SALT LAKE CITY — Lt. Gov. Deidre Henderson took lawmakers and state officials on a boat tour of the Great Salt Lake, drawing attention to the urgency of its decline.
“It’s hard to appreciate how low it is when you haven’t seen it,” she said in a subsequent interview with FOX 13 News.
They left from an almost empty marina. Most of the sailboats have been removed because the water levels are so low. The boats headed for Antelope Island, then Stansbury Island. Along the way, representatives from the Utah Department of Natural Resources answered questions about the Great Salt Lake and its importance to the entire northern Utah ecosystem and what a lake is. in decline means for the future of the state.
“I think one of the things that impressed me the most today is how much the Great Salt Lake impacts everything we do in Utah,” Lieutenant Governor Henderson said. “To our water, to the quality of our air, to our quality of life. This is something we haven’t talked about enough.
The lake has dropped 11 feet since it was first measured in the 1800s. Last year it hit an all-time low. This year, the Great Salt Lake is expected to fall to an all-new all-time low.said Laura Vernon, Great Salt Lake coordinator for the Utah State Division of Forests, Fires and Lands.
“We think the lake has peaked right now at around 4191.0,” she told FOX 13 News. “We think he’s going to go down another two feet.”
The shrinking of the Great Salt Lake has been attributed to a number of issues, including the diversion of water for development and the impacts of climate change. The decline of the lake threatens Utah’s snowpack, the ecosystem of millions of migratory birds, and billions in economic damage due to the loss of industry. The exposed lake bed contains arsenic, which can lead to toxic dust storms blowing into populated areas.
The Utah State Legislature introduced a number of bills this year in an attempt to protect the Great Salt Lake. Future water development plans need to consider the impact on the lake, there is more emphasis on water conservation in development and agricultural use. House Speaker Brad Wilson personally introduced a bill to spend $40 million trying to get more water into the lake and lawmakers took an aerial tour during the session to see the decline of the lake. For many, it was the first time they had seen him in years.
“I think the Legislature is going to step up,” said Rep. Casey Snider, R-Paradise, who was on tour.
Rep. Snider acknowledged a new emergency, but said people are more aware of the importance of the Great Salt Lake. He said he expects lawmakers on Capitol Hill, Utah, to pass more laws to protect him.
“I think so, but I also think that’s what’s left to do, that’s something we can handle,” he said. “Yes, it’s bad. Yes, it’s dark. But now we’re talking about it.”
Environmental groups and state officials agree that the Great Salt Lake has not passed a point of no return. Vernon said increased awareness of the situation facing the Great Salt Lake helps.
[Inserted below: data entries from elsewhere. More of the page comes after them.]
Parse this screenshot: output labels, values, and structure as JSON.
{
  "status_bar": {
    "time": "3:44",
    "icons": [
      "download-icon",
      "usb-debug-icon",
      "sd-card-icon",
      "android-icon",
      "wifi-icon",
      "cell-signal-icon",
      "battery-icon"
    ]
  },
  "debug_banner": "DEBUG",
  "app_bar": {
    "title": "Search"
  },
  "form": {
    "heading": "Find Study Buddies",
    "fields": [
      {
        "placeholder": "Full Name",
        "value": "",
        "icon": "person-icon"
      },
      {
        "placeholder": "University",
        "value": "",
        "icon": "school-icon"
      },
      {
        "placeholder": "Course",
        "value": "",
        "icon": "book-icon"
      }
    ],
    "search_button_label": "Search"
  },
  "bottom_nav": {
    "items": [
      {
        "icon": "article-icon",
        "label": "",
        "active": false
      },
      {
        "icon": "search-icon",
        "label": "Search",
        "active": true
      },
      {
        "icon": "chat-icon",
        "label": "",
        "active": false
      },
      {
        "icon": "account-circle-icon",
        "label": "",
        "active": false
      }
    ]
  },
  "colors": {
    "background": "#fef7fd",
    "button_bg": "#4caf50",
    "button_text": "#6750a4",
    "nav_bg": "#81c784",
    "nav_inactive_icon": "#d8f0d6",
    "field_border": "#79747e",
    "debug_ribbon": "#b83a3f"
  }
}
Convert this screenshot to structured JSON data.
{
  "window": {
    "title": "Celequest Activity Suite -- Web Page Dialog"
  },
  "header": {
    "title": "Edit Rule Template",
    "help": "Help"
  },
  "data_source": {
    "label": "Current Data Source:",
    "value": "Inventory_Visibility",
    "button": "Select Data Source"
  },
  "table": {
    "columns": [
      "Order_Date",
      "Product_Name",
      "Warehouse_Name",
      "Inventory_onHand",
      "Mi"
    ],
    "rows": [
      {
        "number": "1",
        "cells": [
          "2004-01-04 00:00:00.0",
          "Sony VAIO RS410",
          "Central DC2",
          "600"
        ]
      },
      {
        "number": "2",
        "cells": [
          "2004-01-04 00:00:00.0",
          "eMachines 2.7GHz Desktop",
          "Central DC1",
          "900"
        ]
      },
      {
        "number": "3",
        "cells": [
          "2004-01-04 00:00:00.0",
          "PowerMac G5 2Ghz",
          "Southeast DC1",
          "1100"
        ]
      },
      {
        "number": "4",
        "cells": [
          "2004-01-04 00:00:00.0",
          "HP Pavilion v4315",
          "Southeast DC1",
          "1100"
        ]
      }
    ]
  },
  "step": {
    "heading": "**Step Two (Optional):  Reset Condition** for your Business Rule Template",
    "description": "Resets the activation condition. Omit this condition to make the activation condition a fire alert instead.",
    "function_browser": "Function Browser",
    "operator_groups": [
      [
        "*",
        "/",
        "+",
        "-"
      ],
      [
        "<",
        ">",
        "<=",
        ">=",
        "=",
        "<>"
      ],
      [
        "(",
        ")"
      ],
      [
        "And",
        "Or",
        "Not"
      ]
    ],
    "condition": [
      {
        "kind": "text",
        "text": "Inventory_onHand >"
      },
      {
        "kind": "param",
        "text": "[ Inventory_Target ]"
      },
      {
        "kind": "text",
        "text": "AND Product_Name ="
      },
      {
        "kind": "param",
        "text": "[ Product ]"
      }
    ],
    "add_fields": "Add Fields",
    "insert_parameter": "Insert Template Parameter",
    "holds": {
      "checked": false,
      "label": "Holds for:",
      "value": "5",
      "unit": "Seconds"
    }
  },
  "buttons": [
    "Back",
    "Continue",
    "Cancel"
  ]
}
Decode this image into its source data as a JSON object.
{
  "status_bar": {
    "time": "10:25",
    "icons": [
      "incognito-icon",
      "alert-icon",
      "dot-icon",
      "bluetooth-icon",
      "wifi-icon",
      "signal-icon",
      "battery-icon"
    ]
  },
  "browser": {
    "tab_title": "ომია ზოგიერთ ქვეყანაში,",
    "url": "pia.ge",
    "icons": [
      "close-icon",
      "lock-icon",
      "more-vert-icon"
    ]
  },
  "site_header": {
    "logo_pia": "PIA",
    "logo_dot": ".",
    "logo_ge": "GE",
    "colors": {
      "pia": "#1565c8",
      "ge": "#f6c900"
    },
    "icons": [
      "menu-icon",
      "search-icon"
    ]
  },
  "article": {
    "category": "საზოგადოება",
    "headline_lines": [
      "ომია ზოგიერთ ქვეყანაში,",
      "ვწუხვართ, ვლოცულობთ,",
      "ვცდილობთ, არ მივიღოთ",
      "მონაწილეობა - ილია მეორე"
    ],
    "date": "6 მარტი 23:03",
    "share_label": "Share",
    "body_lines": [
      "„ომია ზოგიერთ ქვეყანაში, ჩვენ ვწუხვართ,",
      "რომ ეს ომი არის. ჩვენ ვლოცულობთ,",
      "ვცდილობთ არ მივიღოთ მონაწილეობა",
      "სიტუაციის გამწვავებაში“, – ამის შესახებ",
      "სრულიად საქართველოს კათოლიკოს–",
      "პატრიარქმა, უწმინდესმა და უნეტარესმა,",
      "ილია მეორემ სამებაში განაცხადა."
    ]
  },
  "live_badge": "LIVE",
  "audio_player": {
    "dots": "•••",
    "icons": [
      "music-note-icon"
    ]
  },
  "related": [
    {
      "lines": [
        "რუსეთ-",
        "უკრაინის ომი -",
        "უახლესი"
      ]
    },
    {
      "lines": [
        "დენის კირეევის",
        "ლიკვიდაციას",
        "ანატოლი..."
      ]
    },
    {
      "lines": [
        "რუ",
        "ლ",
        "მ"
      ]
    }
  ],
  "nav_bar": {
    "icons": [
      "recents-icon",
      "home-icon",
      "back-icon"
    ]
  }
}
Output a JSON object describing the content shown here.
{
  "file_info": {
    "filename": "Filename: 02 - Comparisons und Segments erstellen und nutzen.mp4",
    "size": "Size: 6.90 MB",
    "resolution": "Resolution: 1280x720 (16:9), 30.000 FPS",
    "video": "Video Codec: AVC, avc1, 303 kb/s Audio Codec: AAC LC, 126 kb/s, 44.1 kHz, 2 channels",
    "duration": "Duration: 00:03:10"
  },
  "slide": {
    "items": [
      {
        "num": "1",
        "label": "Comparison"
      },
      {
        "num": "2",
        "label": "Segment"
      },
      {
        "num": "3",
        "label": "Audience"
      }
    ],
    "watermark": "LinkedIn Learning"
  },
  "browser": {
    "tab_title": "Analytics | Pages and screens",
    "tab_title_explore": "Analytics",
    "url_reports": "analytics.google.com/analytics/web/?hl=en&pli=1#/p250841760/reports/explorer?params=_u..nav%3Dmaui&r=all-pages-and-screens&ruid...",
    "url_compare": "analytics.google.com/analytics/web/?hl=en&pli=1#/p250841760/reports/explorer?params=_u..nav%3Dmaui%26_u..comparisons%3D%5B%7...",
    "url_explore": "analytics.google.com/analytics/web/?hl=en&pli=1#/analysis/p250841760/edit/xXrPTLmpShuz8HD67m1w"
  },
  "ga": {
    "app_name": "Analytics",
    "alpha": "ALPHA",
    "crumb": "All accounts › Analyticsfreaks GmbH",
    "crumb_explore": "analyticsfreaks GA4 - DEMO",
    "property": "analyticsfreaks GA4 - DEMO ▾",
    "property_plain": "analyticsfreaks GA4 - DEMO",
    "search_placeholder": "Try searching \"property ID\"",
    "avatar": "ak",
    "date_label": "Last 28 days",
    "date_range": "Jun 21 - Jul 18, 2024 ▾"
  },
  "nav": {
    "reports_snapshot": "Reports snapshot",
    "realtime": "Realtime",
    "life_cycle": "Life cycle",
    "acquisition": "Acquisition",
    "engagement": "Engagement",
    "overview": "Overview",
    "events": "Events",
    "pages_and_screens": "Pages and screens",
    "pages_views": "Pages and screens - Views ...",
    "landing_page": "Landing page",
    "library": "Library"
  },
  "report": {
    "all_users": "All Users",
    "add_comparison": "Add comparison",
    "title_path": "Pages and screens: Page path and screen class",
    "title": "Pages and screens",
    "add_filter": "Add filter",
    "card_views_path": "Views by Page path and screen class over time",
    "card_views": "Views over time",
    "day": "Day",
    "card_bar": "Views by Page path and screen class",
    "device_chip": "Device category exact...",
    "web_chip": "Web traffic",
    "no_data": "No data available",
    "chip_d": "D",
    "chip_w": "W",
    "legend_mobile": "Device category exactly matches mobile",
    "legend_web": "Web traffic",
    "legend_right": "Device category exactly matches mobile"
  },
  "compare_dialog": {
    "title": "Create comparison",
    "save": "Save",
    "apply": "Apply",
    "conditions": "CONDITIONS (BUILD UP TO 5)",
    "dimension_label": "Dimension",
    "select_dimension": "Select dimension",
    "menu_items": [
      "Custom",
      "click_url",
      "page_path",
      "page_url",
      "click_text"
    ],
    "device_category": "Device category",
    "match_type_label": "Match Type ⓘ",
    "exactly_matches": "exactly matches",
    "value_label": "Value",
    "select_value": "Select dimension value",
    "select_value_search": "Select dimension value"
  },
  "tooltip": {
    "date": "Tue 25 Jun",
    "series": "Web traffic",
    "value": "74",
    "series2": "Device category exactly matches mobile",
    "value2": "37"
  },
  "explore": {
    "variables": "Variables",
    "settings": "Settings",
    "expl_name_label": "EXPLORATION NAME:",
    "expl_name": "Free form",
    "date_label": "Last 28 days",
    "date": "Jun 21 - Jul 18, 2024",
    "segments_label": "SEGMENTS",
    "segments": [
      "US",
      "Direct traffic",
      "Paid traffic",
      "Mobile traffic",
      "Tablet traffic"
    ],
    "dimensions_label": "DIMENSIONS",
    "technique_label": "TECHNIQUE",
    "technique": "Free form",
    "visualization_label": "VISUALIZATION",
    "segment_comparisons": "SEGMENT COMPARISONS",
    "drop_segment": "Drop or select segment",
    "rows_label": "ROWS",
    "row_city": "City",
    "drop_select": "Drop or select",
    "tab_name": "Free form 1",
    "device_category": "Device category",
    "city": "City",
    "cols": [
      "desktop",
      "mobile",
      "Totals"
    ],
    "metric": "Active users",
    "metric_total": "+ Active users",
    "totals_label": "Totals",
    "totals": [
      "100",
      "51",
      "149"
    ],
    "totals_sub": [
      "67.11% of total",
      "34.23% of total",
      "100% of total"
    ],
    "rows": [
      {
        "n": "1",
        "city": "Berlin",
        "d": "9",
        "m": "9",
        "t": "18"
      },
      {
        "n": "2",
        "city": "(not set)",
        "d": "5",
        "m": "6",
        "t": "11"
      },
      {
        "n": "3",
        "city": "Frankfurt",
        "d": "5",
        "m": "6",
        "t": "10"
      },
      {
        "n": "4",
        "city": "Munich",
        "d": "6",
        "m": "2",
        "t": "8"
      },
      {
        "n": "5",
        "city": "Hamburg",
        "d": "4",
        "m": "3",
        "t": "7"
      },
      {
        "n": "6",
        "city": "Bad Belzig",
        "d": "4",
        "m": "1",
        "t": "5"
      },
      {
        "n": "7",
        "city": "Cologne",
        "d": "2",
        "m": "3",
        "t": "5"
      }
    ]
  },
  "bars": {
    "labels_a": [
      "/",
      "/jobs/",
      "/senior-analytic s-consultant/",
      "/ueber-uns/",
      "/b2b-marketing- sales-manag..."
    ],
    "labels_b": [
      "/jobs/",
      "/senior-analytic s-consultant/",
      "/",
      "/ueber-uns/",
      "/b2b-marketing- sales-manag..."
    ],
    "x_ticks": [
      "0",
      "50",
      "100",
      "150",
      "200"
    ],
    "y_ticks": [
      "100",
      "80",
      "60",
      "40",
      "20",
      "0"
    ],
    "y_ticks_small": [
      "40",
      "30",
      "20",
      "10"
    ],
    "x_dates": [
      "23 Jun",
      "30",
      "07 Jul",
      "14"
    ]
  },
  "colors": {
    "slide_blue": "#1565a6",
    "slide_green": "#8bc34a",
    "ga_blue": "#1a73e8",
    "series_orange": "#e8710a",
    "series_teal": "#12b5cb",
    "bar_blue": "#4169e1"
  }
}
She said Utahns taking action to conserve water would also help.
“But then, from a broader perspective, to encourage cities and counties, water conservation districts, agriculture users to think about how they use and use water more wisely, because we need the water to get here,” she said.